New intelligence gathered on the ground, combined with years of information compiled by the CIA's bin Laden unit, eventually uncovered the lead that would result in the late-night raid in Abbottabad years later. MANHUNT reveals new details about this key break in the hunt for bin Laden, disclosing a CIA operation, headed in Iraq by targeter Nada Bakos, who recounts her decisive role in this crucial break for the first time. This led to the capture of al-Qaeda emissary Hassan Ghul, which revealed that bin Laden had a single courier, as well as the courier's pseudonym (Ahmed al-Kuwaiti). This prompted the CIA to focus more attention and resources on the pursuit of al-Kuwaiti and the courier network. Later, as Jose Rodriguez reveals for the first time, a "human source" provided the bin Laden courier's real name.
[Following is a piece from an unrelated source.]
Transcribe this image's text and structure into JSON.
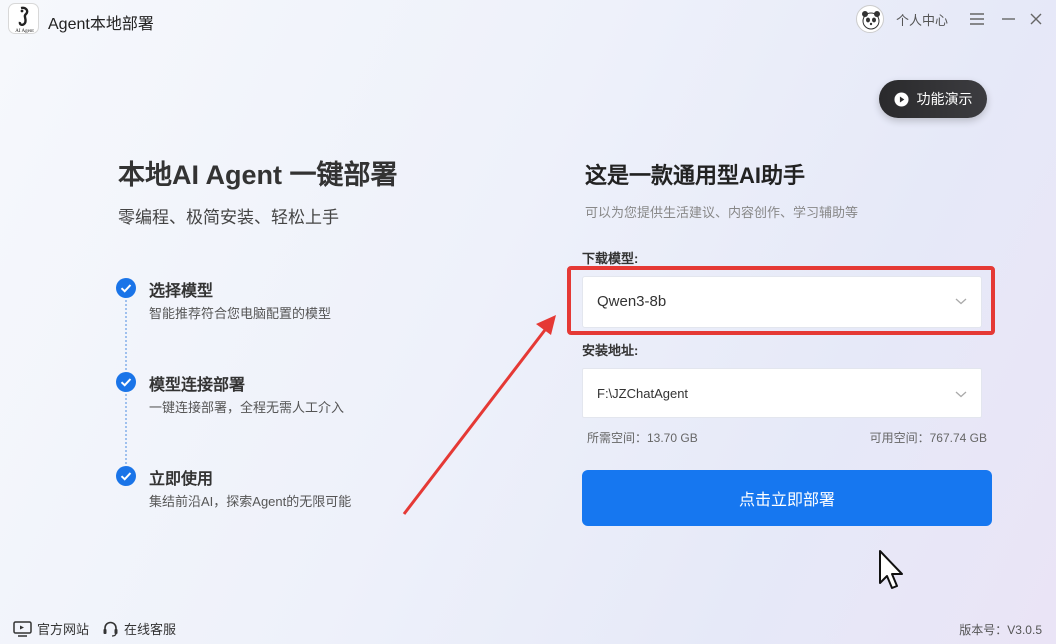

The documentary also chronicles the bombing of the military base in Khost, Afghanistan, where a Jordanian doctor viewed by the CIA as a potential mole inside bin Laden's inner circle turned out to be a suicide bomber. This deadly attack took the lives of seven CIA officers, including base chief Jennifer Matthews, an original member of The Sisterhood, who had dedicated herself to tracking down bin Laden.
In the wake of the bombing, which al-Qaeda leadership seemed to publicly gloat over, the impetus to follow the tenuous lead of bin Laden's courier became even more urgent, leading to the events of May 1, 2011 and the startling announcement by President Obama that the mastermind behind the deadliest attack on American soil was no longer a threat to the world.
MANHUNT is a unique insider account that puts a human face on the secret world of intelligence gathering. It offers a reminder that these CIA analysts, targeters and operatives aren't trained soldiers like those who successfully raided Abbottabad. They are, in many ways, like everyone else. For them, however, debates about the morality of their choices aren't an abstract philosophical discussion, but an everyday part of the job.
Peter Bergen's bestselling book "Manhunt: The Ten-Year Search for Bin Laden from 9/11 to Abbottabad," on which the film is based, will be released in paperback April 30 by Broadway Paperbacks, a division of Random House.
For more information on the documentary, visit: Facebook: facebook.com/hbodocs; and Twitter: @HBODocs #manhuntdoc.
HBO Documentary Films presents a Passion Pictures and Motto Pictures Production; a film by Greg Barker; based on the book by Peter Bergen; original music by Philip Sheppard; edited by Joe Bini; executive producer, Peter Bergen; produced by John Battsek, Julie Goldman and Greg Barker; directed by Greg Barker. For HBO: senior producer, Nancy Abraham; executive producer, Sheila Nevins.